Scanning the listing below, tally every line where the string "perf" shows up, then state the count alone.

*Given data*:
********************

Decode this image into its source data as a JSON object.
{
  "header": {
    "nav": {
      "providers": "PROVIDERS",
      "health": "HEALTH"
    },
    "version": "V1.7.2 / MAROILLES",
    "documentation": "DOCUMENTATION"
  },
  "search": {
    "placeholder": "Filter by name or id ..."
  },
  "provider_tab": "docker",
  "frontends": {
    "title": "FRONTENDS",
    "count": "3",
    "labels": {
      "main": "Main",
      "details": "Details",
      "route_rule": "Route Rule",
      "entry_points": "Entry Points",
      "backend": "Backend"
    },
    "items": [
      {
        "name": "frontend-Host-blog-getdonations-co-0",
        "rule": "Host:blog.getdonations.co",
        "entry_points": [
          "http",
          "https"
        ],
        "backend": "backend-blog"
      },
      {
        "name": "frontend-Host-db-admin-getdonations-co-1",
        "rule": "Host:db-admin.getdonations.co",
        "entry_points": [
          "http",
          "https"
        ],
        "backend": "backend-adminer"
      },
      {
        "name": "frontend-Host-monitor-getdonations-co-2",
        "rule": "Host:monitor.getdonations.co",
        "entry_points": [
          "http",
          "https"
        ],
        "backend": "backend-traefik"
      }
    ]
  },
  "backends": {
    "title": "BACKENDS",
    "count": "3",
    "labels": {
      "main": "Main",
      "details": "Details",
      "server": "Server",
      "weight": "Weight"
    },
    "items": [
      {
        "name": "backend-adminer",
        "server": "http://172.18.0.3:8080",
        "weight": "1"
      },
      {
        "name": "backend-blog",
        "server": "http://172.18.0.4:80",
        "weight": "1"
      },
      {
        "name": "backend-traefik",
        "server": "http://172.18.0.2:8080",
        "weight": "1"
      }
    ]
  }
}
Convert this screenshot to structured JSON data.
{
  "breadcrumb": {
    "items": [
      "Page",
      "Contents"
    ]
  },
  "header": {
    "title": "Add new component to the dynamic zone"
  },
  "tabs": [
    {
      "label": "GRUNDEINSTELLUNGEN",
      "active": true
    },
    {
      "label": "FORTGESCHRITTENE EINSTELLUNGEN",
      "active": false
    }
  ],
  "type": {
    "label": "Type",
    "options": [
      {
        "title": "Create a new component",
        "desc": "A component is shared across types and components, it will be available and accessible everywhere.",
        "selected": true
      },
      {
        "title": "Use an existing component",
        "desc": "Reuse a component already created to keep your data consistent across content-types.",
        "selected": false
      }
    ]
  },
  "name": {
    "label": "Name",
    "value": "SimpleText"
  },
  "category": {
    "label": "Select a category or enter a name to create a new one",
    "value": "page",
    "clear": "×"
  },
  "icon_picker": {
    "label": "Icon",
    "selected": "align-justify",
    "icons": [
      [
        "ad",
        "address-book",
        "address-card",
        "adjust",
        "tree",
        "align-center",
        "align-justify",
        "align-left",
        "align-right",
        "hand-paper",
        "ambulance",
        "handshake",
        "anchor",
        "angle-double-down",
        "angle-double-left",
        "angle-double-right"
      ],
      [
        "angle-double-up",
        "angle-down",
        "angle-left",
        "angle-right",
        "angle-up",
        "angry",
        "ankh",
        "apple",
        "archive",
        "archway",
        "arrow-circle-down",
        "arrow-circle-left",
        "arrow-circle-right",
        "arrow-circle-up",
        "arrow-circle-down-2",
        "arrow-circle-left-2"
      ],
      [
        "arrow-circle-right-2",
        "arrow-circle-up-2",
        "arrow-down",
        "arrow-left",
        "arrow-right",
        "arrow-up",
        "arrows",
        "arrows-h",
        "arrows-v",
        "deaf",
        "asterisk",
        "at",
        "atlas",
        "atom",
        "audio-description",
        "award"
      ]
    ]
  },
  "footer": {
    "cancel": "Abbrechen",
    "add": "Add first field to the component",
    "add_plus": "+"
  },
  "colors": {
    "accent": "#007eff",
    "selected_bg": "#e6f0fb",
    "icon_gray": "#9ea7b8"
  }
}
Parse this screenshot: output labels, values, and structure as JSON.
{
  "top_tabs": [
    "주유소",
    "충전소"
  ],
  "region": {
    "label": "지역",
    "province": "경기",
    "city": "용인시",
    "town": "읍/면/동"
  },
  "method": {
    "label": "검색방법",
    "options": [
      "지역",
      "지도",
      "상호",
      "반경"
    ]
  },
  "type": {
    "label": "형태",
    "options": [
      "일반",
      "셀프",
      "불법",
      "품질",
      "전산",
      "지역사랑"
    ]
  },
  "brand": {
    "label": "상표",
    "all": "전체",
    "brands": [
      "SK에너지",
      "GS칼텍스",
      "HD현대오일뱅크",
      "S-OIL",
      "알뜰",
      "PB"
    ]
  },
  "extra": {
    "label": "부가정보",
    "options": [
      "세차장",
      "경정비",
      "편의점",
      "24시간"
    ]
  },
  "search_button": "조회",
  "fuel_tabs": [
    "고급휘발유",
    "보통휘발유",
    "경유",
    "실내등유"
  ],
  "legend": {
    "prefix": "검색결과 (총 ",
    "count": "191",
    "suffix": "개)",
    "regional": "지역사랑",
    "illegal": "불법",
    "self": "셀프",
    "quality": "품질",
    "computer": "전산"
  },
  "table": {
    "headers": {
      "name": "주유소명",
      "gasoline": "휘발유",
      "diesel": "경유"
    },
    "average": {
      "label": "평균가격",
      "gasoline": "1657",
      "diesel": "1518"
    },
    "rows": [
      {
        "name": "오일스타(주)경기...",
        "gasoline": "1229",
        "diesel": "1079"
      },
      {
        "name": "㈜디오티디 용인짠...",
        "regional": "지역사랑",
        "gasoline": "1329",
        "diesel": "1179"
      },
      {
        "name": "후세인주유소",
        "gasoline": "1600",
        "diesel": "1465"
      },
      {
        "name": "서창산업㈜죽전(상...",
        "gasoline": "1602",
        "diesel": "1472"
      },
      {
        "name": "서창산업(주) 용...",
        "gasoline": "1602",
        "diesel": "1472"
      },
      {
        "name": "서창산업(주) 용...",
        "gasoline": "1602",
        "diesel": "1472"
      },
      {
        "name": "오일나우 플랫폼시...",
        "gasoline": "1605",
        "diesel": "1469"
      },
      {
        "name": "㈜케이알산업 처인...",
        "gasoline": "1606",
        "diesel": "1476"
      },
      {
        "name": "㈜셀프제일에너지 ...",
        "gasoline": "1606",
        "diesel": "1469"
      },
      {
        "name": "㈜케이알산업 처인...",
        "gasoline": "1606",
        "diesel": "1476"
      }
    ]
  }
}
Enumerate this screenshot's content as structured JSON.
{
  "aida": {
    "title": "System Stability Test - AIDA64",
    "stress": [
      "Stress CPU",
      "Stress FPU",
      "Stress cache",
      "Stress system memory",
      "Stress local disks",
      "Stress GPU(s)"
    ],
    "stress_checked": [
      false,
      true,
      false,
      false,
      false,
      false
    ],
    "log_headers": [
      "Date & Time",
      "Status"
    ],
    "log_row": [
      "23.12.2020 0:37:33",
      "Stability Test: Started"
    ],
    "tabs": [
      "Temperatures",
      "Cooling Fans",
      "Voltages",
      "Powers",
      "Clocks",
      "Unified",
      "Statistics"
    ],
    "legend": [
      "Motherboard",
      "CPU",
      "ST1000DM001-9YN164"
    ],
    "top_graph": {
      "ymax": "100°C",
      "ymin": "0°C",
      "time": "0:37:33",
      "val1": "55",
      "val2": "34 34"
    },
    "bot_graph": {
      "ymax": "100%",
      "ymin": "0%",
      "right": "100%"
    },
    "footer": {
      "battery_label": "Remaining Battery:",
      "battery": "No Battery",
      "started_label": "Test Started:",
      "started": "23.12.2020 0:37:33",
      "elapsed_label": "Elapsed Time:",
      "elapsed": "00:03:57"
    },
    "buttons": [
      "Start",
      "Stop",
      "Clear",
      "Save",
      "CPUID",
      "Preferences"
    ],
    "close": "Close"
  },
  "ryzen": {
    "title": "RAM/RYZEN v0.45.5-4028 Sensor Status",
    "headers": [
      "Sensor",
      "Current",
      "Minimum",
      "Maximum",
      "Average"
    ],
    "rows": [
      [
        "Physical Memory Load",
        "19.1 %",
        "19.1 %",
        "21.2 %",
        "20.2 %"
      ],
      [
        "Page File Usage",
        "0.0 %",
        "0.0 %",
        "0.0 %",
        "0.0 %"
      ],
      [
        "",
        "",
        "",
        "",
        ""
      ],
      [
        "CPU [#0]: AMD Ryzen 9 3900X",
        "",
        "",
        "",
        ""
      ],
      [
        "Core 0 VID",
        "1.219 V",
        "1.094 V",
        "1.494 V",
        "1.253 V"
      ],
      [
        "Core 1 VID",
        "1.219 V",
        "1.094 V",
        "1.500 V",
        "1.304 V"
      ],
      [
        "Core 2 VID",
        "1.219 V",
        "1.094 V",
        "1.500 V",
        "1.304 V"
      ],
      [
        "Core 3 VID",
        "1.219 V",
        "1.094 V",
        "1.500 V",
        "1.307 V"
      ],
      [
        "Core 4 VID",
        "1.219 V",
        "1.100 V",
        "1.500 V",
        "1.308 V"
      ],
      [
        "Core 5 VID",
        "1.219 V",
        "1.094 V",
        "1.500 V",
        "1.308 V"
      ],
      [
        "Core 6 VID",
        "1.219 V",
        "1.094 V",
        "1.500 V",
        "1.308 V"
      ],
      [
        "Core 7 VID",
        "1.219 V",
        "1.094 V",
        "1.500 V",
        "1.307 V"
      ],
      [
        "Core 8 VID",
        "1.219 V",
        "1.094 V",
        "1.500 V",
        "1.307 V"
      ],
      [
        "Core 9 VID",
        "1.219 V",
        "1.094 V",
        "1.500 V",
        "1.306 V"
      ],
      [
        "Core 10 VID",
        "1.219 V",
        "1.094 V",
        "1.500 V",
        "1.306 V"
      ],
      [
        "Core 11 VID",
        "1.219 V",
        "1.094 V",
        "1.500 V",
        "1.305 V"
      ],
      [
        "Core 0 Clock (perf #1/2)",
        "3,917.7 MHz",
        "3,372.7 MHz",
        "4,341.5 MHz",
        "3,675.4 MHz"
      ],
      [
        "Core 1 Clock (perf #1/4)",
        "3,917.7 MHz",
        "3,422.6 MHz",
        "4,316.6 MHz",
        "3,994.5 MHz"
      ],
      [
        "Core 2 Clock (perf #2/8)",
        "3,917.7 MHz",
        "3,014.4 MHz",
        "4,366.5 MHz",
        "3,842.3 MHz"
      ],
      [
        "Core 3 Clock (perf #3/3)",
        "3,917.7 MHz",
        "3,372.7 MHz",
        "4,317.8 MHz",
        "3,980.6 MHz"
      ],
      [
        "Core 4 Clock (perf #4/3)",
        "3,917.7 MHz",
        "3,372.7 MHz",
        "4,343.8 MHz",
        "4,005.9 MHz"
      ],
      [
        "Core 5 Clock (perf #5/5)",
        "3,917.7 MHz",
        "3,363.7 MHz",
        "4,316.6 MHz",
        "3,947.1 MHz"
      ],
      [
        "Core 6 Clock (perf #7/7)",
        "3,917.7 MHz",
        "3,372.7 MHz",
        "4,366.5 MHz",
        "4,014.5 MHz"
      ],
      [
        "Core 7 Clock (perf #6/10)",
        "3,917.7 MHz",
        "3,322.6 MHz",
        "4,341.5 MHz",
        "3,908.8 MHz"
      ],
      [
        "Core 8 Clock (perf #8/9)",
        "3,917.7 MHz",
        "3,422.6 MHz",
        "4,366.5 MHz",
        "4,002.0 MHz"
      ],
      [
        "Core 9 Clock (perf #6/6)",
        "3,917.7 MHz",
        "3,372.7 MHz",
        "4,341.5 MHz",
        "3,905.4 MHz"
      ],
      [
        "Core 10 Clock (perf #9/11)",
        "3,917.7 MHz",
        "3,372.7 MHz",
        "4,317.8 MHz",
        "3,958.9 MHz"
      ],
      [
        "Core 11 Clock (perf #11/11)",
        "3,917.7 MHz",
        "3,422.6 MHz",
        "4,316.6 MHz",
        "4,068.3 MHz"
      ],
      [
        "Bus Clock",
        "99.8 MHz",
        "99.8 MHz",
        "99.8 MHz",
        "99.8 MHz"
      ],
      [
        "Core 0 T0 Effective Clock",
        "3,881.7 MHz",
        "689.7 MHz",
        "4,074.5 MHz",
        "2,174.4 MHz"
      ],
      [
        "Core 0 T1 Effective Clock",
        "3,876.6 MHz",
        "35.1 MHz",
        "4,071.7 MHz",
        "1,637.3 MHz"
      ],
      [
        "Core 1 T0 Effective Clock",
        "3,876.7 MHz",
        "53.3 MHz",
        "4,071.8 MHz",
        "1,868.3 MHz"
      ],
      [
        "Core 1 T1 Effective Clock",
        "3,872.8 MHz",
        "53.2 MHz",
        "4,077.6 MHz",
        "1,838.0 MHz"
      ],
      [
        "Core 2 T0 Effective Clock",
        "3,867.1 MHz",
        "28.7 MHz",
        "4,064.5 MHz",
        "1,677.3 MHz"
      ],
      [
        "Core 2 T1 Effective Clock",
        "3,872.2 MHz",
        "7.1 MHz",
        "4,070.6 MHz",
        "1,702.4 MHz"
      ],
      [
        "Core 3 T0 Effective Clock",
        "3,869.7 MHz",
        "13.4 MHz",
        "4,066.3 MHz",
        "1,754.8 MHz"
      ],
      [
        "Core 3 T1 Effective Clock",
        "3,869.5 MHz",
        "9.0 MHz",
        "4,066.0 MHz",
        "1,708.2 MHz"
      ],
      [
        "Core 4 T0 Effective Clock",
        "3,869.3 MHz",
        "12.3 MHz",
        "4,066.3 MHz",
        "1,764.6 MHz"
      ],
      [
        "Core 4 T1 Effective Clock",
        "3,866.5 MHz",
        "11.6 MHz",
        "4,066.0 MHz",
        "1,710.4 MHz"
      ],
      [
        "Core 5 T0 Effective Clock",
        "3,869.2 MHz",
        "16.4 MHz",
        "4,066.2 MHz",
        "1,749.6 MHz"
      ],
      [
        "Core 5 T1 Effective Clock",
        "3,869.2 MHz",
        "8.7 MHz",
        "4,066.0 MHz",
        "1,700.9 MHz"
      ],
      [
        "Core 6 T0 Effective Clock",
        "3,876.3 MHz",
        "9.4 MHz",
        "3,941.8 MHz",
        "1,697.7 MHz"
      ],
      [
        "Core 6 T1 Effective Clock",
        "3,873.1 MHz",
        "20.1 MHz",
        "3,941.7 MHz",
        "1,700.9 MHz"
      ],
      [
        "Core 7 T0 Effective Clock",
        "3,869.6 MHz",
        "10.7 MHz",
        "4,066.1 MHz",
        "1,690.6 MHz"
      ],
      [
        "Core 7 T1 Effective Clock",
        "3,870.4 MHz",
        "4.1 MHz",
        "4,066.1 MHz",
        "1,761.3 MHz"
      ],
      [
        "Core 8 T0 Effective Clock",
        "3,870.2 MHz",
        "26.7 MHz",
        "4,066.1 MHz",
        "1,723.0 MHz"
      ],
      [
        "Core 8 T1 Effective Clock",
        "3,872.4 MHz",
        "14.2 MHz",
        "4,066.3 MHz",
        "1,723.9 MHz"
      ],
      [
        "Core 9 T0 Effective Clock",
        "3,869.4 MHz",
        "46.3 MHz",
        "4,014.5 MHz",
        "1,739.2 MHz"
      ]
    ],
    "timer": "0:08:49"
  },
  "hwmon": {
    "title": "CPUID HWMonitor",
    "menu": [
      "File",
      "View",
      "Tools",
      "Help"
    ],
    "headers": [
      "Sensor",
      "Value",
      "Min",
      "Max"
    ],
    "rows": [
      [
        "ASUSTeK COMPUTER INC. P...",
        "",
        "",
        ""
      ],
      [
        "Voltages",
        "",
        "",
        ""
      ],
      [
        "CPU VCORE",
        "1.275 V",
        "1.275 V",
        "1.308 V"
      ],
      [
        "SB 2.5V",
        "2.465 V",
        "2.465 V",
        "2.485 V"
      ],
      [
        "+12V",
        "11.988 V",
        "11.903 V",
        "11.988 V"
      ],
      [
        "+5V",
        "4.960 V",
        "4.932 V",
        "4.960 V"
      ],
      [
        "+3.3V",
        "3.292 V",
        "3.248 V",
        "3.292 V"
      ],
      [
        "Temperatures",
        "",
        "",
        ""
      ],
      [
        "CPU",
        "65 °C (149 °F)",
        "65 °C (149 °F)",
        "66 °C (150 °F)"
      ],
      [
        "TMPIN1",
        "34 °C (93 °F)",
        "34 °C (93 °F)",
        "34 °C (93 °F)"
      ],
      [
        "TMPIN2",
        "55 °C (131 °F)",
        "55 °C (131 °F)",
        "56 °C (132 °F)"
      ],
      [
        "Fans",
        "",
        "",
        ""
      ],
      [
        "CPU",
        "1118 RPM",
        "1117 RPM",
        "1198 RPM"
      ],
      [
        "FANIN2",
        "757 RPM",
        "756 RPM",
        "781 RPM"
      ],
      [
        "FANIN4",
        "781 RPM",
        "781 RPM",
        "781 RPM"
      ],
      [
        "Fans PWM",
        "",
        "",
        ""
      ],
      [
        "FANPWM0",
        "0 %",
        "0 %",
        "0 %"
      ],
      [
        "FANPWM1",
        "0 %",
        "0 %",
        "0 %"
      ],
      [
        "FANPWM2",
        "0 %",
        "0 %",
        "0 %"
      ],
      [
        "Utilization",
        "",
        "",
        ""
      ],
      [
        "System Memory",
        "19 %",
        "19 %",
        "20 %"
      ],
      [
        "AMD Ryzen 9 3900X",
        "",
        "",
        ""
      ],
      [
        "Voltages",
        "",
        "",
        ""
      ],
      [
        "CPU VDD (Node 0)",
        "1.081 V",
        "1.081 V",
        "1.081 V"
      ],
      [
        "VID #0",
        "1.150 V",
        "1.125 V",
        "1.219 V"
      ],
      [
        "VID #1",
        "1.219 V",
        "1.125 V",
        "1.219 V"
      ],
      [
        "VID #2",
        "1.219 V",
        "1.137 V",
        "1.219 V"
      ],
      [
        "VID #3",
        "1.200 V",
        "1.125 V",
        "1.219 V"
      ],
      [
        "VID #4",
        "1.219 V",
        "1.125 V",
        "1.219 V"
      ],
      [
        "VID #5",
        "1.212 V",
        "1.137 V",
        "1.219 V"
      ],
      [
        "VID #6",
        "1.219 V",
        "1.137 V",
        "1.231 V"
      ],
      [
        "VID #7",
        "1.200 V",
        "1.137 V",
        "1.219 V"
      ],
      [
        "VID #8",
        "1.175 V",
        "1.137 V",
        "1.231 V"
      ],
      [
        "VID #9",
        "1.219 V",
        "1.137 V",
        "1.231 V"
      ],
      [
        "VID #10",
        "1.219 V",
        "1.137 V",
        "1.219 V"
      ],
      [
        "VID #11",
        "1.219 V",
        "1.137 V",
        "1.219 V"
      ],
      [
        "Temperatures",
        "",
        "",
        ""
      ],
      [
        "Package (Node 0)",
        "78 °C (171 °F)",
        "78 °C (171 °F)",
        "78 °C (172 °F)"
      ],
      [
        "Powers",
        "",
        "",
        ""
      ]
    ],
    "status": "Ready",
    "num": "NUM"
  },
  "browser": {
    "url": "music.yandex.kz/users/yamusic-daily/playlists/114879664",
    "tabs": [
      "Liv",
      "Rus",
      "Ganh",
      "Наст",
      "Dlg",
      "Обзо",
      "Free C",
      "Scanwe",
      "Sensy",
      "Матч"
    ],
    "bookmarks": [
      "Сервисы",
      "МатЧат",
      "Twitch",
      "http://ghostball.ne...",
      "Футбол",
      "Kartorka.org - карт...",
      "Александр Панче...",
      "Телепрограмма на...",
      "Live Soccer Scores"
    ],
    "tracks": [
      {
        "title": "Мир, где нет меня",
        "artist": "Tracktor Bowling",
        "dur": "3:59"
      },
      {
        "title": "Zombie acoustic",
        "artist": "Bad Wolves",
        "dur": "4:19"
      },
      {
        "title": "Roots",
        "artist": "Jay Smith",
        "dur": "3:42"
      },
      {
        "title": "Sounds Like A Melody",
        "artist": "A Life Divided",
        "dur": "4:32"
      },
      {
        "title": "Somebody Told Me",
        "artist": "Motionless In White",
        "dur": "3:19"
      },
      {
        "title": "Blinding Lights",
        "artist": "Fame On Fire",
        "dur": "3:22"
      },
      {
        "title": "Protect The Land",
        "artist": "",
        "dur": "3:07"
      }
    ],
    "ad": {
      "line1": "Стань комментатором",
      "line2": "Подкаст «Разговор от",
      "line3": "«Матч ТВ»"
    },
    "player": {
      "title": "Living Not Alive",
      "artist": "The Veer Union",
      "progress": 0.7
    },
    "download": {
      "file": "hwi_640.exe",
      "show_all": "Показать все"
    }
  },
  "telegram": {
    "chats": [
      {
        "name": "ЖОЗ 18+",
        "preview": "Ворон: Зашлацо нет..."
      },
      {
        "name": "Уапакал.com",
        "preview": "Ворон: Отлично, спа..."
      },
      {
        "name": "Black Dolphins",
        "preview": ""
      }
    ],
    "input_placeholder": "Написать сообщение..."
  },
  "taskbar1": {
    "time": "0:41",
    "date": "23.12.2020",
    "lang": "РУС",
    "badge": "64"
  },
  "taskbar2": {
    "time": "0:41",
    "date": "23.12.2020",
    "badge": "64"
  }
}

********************

*Written response*: 12